Tenancy in common in land is necessary basis for maintenance of special proceeding for partition by petition to the Superior Court. G.S. 46-1, G.S. 46-3, formerly C.S. 3213, 3215, Gregory v. Pinnix, 158 N.C. 147, 73 S.E. 814. And when tenancy in common is denied, and there is a plea of sole seizin, the proceeding in legal effect is converted into an action in ejectment and should be transferred to the civil issue docket for trial at term on issue of title, — the burden being upon the petitioners to prove their title as in ejectment. G.S. 1-399, formerly C.S. 758. Gibbs v. Higgins, 215 N.C. 201, 1 S.E. 2d 554; Keen v. Parker, 217 N.C. 378, 8 S.E. 2d 209; Bailey v. Hayman, 222 N.C. 58, 22 S.E. 2d 6; Jernigan v. Jernigan, 226 N.C. 204, 37 S.E. 2d 493.

And in an action to recover land the general rule is that plaintiff must rely upon the strength of his own title, and not upon the weakness of that of defendant. Love v. Gates, 20 N.C. 498; Newlin v. Osborne, 47 N.C. 163; Spivey v. Jones, 82 N.C. 179; Keen v. Parker, supra; Stewart v. Cary, 220 N.C. 214, 17 S.E. 2d 29.

In the present action petitioners base their claim to tenancy in common upon contention that Jane Jenkins died intestate and seized of the land in question, that John Jenkins was her only child, that he is dead without lineal descendants, and that they, the petitioners, are his collateral heirs.
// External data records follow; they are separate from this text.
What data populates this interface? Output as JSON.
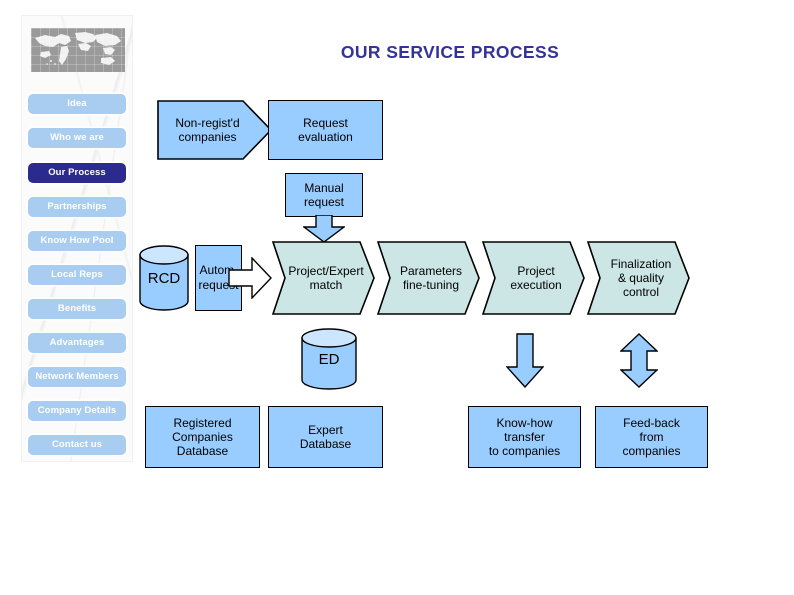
{
  "slide": {
    "title": "OUR SERVICE PROCESS",
    "title_color": "#333399",
    "background": "#ffffff"
  },
  "sidebar": {
    "logo": "world-map-image",
    "active_item": "Our Process",
    "item_color": "#a8cdf0",
    "active_color": "#2b2b8f",
    "items": [
      {
        "label": "Idea",
        "active": false
      },
      {
        "label": "Who we are",
        "active": false
      },
      {
        "label": "Our Process",
        "active": true
      },
      {
        "label": "Partnerships",
        "active": false
      },
      {
        "label": "Know How Pool",
        "active": false
      },
      {
        "label": "Local Reps",
        "active": false
      },
      {
        "label": "Benefits",
        "active": false
      },
      {
        "label": "Advantages",
        "active": false
      },
      {
        "label": "Network Members",
        "active": false
      },
      {
        "label": "Company Details",
        "active": false
      },
      {
        "label": "Contact us",
        "active": false
      }
    ]
  },
  "diagram": {
    "box_fill": "#99ccff",
    "chevron_fill": "#cce6e6",
    "stroke": "#000000",
    "nodes": {
      "non_registered": "Non-regist'd companies",
      "non_registered_l1": "Non-regist'd",
      "non_registered_l2": "companies",
      "request_evaluation_l1": "Request",
      "request_evaluation_l2": "evaluation",
      "manual_request_l1": "Manual",
      "manual_request_l2": "request",
      "rcd": "RCD",
      "autom_request_l1": "Autom.",
      "autom_request_l2": "request",
      "project_expert_match_l1": "Project/Expert",
      "project_expert_match_l2": "match",
      "parameters_fine_tuning_l1": "Parameters",
      "parameters_fine_tuning_l2": "fine-tuning",
      "project_execution_l1": "Project",
      "project_execution_l2": "execution",
      "finalization_l1": "Finalization",
      "finalization_l2": "& quality",
      "finalization_l3": "control",
      "ed": "ED",
      "registered_companies_db_l1": "Registered",
      "registered_companies_db_l2": "Companies",
      "registered_companies_db_l3": "Database",
      "expert_db_l1": "Expert",
      "expert_db_l2": "Database",
      "knowhow_transfer_l1": "Know-how",
      "knowhow_transfer_l2": "transfer",
      "knowhow_transfer_l3": "to companies",
      "feedback_l1": "Feed-back",
      "feedback_l2": "from",
      "feedback_l3": "companies"
    }
  }
}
And it was admitted on the hearing before the referee that if John Jenkins is alive he owns the lands to the exclusion of both petitioners and respondents.

In this connection, there is a rule of evidence that “the absence of a person from his domicile, without being heard from by those who would *463be expected to bear from bim, if living, raises a presumption of bis death, tbat is, tbat be is dead at tbe end of seven years,” Beard v. Sovereign Lodge, 184 N.C. 154, 113 S.E. 661; University v. Harrison, 90 N.C. 385; Steele v. Ins. Co., 196 N.C. 408, 145 S.E. 787; Deal v. Trust Co., 218 N.C. 483, 11 S.E. 2d 464; Carter v. Lilley, 227 N.C. 435, 42 S.E. 2d 610; Trust Co. v. Deal, 227 N.C. 691, 44 S.E. 2d 73.

Sucb presumption, arising from seven years absence under tbe rule, is a presumption of fact wbicb may be rebutted. Chamblee v. Bank, 211 N.C. 48, 188 S.E. 632, and cases cited. See also Deal v. Trust Co., supra; Trust Co. v. Deal, supra.

However, tbe proof of facts on wbicb sucb presumption arises raises no presumption tbat tbe missing person died without lineal descendants. University v. Harrison, supra; Warner v. R. R., 94 N.C. 250; Deal v. Trust Co., supra; Trust Co. v. Deal, supra.

Applying these principles to tbe findings of fact, supported by evidence, and approved by tbe judge, we bold tbat tbe conclusion tbat tbe petitioners have failed to make good their allegations of tenancy in common is correct. Hence tbe judgment of nonsuit was proper.

This record fails to present a case of who has tbe better title under a common source to wbicb Stewart v. Cary, supra, cited by appellants, relates. Failing to connect their claim with Jane Jenkins, there is no common source.

Other assignments of error have been given due consideration and are found to be without merit.

Tbe judgment below is